Supplied material:
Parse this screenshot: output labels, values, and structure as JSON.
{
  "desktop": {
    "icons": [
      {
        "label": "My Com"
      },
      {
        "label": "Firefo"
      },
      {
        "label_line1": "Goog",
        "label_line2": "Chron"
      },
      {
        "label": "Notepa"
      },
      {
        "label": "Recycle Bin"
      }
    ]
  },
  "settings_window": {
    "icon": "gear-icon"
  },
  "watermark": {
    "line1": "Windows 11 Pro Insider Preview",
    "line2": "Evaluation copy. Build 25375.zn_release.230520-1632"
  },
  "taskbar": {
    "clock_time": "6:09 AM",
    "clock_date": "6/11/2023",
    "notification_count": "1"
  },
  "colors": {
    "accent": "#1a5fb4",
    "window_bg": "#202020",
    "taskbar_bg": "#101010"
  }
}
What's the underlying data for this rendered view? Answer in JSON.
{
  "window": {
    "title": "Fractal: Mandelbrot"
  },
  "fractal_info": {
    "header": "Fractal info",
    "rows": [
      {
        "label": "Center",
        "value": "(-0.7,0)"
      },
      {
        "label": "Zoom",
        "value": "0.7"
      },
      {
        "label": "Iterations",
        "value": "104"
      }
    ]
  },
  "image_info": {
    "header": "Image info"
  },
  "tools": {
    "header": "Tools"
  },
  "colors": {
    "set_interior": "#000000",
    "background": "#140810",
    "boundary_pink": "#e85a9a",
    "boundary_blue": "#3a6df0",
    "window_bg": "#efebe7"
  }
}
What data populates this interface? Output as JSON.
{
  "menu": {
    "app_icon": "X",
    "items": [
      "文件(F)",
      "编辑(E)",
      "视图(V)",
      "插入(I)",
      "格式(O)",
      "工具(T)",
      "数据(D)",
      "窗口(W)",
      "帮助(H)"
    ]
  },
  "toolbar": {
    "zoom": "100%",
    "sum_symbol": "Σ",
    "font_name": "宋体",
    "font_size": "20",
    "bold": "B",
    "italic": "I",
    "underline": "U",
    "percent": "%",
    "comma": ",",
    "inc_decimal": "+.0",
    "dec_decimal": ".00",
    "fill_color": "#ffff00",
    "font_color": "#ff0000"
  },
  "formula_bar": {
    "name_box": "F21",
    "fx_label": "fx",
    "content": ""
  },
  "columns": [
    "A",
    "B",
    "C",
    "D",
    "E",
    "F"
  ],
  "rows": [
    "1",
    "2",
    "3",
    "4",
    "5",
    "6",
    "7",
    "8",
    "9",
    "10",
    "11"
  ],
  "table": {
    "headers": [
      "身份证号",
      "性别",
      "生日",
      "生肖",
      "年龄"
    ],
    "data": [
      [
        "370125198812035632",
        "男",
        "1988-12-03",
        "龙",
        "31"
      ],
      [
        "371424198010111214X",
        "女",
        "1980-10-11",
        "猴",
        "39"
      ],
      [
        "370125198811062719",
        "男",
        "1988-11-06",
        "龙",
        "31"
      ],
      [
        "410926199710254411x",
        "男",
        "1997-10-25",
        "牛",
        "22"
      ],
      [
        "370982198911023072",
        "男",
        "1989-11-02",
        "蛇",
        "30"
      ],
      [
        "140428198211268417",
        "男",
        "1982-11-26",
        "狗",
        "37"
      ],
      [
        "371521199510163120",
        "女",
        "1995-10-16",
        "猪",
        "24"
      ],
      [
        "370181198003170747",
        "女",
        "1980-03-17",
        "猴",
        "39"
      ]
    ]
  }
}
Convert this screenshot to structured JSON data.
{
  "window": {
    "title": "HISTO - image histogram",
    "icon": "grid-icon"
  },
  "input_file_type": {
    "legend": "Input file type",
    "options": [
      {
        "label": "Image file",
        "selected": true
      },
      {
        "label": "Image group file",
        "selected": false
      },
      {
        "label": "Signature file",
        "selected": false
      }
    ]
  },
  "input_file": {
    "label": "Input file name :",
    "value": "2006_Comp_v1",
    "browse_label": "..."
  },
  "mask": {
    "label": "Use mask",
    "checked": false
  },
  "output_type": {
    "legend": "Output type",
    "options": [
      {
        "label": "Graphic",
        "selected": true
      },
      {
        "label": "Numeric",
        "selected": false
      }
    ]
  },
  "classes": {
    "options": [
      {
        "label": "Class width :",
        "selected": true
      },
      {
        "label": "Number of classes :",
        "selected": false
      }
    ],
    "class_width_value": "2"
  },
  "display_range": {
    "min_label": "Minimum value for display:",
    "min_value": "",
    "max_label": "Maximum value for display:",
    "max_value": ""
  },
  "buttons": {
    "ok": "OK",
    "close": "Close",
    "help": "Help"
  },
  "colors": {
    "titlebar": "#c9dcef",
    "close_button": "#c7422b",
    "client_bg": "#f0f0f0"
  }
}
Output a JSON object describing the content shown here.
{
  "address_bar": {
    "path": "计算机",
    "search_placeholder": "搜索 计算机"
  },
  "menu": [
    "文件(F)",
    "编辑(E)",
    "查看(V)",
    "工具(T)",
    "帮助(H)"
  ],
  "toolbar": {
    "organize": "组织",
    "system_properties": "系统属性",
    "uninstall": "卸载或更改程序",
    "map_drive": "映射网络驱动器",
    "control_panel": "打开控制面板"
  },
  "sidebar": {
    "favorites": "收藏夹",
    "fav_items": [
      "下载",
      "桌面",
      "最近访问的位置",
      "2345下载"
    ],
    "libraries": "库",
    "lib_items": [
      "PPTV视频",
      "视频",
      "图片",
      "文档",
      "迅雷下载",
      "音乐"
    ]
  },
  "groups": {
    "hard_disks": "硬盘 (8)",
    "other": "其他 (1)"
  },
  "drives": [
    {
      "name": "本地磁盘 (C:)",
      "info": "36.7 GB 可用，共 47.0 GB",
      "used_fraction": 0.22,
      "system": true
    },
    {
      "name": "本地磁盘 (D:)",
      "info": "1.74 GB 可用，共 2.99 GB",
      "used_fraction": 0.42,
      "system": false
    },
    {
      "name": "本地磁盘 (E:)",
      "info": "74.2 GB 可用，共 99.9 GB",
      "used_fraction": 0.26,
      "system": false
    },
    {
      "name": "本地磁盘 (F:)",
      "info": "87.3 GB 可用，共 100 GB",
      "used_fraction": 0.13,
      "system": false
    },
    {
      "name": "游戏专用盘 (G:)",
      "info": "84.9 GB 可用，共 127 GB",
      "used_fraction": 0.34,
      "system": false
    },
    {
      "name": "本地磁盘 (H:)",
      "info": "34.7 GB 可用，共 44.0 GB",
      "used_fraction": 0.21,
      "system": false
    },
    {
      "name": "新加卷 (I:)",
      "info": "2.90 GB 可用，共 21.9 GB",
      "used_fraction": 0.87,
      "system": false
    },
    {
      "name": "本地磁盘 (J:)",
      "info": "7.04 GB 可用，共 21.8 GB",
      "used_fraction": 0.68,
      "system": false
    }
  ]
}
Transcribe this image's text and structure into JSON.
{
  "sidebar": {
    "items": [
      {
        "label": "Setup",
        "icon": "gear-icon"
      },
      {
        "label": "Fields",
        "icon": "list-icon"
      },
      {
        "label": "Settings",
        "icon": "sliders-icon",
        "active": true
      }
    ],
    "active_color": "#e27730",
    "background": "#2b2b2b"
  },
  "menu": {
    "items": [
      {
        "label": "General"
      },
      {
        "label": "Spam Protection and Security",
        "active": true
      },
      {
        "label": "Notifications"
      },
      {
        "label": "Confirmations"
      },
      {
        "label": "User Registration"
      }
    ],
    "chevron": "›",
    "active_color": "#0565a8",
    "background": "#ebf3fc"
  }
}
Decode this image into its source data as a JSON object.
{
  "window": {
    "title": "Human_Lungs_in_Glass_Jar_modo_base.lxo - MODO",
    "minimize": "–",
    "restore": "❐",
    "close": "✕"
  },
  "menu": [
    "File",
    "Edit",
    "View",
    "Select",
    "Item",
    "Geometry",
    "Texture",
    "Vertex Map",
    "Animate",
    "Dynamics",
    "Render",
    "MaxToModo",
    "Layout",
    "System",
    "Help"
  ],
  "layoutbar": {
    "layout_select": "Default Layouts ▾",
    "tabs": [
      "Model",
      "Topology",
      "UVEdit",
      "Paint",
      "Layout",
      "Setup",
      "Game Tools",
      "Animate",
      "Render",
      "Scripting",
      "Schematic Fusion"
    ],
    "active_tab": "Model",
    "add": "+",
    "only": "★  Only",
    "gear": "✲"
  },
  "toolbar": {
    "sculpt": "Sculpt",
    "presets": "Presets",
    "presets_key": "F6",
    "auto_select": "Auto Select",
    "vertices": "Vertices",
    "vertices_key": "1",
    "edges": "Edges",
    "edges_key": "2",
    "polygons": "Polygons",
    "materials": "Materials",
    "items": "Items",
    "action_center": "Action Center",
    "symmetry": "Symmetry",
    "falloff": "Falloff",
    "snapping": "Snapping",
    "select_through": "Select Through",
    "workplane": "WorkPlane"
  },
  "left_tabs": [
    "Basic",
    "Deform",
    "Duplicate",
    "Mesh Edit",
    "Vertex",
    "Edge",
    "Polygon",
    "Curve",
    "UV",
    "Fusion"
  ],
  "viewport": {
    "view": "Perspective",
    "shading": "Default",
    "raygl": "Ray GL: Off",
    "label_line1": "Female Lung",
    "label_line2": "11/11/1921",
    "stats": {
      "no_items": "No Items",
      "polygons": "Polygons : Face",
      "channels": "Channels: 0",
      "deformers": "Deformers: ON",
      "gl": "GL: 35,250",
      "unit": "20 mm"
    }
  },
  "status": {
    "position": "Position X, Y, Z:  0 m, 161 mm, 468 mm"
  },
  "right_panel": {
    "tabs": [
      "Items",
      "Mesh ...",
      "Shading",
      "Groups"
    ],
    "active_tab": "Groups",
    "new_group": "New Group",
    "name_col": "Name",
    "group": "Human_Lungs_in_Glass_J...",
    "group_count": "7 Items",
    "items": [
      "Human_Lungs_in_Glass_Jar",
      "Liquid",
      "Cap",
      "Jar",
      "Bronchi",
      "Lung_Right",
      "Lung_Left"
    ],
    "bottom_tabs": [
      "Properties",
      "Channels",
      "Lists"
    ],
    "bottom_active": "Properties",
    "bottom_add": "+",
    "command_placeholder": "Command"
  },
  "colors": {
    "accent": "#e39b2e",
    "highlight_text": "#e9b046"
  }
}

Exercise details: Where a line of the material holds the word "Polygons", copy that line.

Response box:
    "polygons": "Polygons",
      "polygons": "Polygons : Face",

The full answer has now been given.